Dataset rows for apps and sites
[Start of section]

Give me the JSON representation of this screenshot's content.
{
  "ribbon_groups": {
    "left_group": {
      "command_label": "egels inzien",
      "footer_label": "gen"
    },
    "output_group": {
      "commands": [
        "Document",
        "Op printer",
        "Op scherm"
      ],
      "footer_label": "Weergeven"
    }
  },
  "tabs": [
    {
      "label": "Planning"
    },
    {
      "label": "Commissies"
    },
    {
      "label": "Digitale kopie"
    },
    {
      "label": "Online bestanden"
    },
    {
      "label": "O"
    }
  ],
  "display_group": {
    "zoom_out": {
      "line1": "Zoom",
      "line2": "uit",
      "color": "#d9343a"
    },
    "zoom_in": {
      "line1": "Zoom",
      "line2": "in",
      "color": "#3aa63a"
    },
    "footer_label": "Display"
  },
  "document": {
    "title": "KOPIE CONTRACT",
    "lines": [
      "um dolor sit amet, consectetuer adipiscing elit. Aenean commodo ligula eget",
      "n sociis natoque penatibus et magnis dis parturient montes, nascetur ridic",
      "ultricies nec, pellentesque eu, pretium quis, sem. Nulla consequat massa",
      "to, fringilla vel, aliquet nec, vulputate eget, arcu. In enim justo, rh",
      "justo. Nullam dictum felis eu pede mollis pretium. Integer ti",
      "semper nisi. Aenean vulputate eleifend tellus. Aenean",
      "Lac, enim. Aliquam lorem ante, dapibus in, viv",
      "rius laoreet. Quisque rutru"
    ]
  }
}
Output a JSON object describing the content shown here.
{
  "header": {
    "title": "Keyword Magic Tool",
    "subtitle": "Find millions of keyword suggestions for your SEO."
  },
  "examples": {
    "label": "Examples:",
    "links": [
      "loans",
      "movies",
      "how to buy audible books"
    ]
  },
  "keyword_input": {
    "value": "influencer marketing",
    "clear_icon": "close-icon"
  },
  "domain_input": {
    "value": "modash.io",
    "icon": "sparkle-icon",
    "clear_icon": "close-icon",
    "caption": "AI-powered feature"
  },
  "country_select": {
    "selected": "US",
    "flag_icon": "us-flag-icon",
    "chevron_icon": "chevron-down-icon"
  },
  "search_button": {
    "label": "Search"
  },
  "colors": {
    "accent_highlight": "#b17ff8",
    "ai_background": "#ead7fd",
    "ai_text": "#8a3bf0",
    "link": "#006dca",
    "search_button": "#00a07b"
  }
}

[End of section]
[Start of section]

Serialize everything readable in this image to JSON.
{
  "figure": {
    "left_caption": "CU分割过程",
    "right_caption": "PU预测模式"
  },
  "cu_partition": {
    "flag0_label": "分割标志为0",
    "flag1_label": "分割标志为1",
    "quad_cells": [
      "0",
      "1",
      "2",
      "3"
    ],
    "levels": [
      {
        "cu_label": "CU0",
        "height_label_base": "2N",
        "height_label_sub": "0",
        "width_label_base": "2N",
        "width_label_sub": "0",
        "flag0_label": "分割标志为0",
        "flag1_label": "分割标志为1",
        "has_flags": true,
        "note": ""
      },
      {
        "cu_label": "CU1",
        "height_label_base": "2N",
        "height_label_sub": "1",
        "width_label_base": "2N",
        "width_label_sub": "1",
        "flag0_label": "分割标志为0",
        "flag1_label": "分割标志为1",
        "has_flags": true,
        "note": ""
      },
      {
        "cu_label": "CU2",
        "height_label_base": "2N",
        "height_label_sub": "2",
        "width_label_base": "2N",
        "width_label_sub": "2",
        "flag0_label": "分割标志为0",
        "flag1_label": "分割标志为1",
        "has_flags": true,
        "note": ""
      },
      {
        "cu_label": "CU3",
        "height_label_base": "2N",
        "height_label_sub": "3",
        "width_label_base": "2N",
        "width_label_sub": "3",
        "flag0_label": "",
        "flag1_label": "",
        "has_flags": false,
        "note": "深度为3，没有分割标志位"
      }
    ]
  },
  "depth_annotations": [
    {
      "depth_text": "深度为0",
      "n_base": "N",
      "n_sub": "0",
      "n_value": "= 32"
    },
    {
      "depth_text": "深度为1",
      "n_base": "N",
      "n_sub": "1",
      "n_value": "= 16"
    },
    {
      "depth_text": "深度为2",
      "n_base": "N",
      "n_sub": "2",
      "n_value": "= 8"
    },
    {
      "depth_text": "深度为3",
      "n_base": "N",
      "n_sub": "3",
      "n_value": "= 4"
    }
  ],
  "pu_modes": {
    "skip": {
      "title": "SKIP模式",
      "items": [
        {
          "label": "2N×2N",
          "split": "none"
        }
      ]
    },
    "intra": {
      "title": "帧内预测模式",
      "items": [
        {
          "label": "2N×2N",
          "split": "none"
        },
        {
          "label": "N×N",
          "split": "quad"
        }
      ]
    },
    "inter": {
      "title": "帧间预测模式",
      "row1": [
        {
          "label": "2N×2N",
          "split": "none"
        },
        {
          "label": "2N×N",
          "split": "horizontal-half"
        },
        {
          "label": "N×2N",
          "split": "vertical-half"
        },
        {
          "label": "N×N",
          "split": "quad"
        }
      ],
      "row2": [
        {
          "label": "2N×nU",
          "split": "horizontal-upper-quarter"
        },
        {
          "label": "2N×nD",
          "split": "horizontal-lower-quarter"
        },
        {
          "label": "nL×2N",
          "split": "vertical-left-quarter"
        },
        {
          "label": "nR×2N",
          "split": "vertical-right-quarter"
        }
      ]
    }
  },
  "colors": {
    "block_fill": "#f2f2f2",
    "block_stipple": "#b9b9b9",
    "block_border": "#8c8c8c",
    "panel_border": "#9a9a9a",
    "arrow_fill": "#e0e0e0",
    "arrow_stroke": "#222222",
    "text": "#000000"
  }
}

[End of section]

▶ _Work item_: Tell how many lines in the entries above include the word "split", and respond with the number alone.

▶ _Answer area_: 11